There’s a lot more to the question, asked again and again over the past week (yes, it’s been a week), of how do you lose a jetliner full of hundreds of people? I, like a lot of people, assumed that a commercial airliner in the year 2014 is being watched by someone or at least something at every moment that it’s in the air. A full 777 must be a blip on someone’s radar at more or less any time, no?

The situation wouldn’t be half as baffling just a decade ago, as our expectations for tracking have gone through the roof while our simple notion of space (as in the distance between things) has become warped by both modern jet travel itself and, crucially, a social media sphere that further screws with our notions of distance via constant geolocation and map saturation. Still, in the realest of reals, the Earth is huge, incomprehensibly so, and as all of this stuff continues to warp our senses of space-time, that hugeness becomes even more a mystery.

The Washington Post has a pretty neat interactive graphic up right now demonstrating the scale at which the current search for the airliner is up against, pitting the search area vs. the aircraft’s size. It could be worse even: the plane could have gone down in the middle of the southern Atlantic Ocean, as Air France 447 did just a few years ago, or it could have gone down in the South Pacific. Instead, it appears the flight went down in a portion of the Indian Ocean that’s not half as remote as it gets on our planet. Bizarrely, the aircraft now seems to have tracked directly across the sky of one of Southeast Asia’s most major cities, Penang, before again heading offshore, over a new ocean.

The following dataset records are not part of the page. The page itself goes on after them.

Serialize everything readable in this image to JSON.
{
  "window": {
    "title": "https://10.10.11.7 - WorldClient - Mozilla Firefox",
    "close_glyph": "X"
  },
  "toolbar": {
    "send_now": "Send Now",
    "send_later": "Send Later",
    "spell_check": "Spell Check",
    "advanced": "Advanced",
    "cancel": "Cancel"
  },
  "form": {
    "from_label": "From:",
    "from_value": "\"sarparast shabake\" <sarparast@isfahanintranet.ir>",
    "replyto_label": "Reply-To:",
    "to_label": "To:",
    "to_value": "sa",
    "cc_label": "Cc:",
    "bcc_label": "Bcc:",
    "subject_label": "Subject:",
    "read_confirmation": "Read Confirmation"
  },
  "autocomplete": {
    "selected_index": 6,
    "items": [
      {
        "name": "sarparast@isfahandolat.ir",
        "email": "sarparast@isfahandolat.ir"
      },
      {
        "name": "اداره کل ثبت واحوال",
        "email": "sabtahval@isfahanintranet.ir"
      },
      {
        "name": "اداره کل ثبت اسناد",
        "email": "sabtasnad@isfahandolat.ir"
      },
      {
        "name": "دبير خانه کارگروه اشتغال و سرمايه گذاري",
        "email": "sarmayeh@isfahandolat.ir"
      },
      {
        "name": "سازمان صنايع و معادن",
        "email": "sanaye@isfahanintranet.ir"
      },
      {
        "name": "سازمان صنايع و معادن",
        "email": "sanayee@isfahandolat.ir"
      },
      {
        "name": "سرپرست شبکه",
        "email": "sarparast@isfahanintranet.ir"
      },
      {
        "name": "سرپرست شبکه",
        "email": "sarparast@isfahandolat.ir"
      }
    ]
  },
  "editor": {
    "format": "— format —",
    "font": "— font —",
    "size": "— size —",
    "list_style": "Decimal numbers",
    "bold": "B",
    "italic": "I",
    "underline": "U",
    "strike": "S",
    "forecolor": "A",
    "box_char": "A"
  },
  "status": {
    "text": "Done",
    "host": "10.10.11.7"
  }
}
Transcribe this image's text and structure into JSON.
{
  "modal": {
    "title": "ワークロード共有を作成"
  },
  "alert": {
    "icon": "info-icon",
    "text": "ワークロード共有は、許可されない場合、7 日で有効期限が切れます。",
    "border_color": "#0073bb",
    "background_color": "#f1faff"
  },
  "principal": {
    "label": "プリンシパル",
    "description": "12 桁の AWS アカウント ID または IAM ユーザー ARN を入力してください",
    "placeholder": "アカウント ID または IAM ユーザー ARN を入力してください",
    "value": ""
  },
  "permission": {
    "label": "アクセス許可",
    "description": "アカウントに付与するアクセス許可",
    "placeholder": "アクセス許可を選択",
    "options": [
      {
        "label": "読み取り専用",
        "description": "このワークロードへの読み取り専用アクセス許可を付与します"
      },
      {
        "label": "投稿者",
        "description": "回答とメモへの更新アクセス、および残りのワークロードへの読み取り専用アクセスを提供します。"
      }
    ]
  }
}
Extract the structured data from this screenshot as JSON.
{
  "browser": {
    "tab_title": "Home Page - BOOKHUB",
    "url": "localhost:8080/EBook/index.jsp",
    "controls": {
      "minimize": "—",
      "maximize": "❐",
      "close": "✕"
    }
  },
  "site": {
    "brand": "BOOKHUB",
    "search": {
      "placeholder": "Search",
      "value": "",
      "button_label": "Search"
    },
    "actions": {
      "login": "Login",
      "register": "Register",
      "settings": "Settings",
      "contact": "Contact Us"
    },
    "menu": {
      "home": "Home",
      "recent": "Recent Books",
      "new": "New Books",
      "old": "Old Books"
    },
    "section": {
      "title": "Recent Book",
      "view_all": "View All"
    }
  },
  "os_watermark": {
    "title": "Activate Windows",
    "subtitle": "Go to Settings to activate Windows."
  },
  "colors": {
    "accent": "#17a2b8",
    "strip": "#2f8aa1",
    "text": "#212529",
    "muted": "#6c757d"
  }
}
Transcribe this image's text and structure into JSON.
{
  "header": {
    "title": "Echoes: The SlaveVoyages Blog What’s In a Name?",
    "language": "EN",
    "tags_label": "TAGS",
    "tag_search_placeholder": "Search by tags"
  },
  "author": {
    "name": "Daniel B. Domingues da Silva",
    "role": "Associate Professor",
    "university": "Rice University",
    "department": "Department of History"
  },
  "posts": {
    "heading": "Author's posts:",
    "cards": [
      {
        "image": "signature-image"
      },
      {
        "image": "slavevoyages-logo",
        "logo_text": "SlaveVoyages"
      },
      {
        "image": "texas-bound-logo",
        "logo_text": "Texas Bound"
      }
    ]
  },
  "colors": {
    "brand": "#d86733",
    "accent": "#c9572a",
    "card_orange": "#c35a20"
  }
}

A million explainers of the past week have gone into the multiple parallel flight tracking systems that exist on Earth and how, as a flight pushes into remoteness, those systems pare down until a plane basically has long-distance radio communication initiated by pilots or ground controllers and automated diagnostic messages sent to an airline’s mechanical and dispatch centers. Within a certain relatively small range (hundreds of miles), ground-based air traffic control can “ping” a jet to receive its altitude and identity information, as well as utilize a newer system called automatic dependent surveillance-broadcast, in which an aircraft gets its own position information via GPS and relays it to ground controllers.

Those two primary ways of observing aircraft have a limited range when you reach the scales of oceans, and, for Malaysia Airlines Flight 370, we’re left with the Malaysian military’s radar—which typically searches for “hostile” aircraft and disregards everything else as birds, apparently—and that’s what put us in the Indian Ocean, on the seventh day and over a thousand(s) miles off the flight’s planned course. With nothing.

Corridors where an Inmarsat satellite is calculated to have received the last ACARS signal from Malaysia Airlines Flight 370

As hypermodern people, we assume we’re tracked all of the time, even just as humans with smart-phones or other portable internet-connected devices. That’s partially true: as connected people we’re in a constant push and pull over our geographic data as every new app tries to slip a “[blank] would like to access your current location” past. Eventually, people just get worn down by the requests (I did, anyway) and resistance turns to the assumption that “they” have already accessed that geo-info somehow anyway, so let's just click "Allow."

Of course, all the Snowden-revealed NSA junk makes that assumption all the more palpable, though I can’t even remember what sort of geolocation is involve in metadata, if any. But, like quite possibly you, I just assume the worst, that someone somewhere can if they so choose register me, little old not-an-airplane me, as a blip on a screen, with my iPhone acting as my personal transponder, albeit boasting a whole lot more info than altitude and flight number. That’s not really how it works, of course, but what makes it tangible is that it’s how things could work without too much modification in the personal communication scheme. Or, rather, that's how things are set up to work.

But this kind of micro-tracking is still only possible at surprisingly small scales. Throw us out over the ocean and our personal communications junk goes dark, and quickly. It also goes dark in a lot of places just here in the US. I lived in one for a year a little ways back, in some mountains in Colorado. There’s a lot of darkness out there and here, some of it very close and some of it spread over incomprehensibly vast spaces. Meanwhile, connection remains the default mindstate for probably most people reading this, when, in reality, Earth just remains too big for it to be connected all of the time, to suck up all of that darkness into pings and pingbacks. That has to mean something for us as evolving techno-beings.

A bunch of environmental thinkers/philosphers all kind of said the same thing at once in the '60s/'70s about, essentially, dark spaces: we need them even if we never touch them. Ed Abbey said: "We need a refuge even though we may never need to set foot in it. We need the possibility of escape as surely as we need hope.” So, at the same time, we should all be a bit thankful that Earth remains capable of swallowing an airliner, and we should take note of scenes like this, where the connected world's thin filaments spanning the other, wild world blow apart and just how easy that is.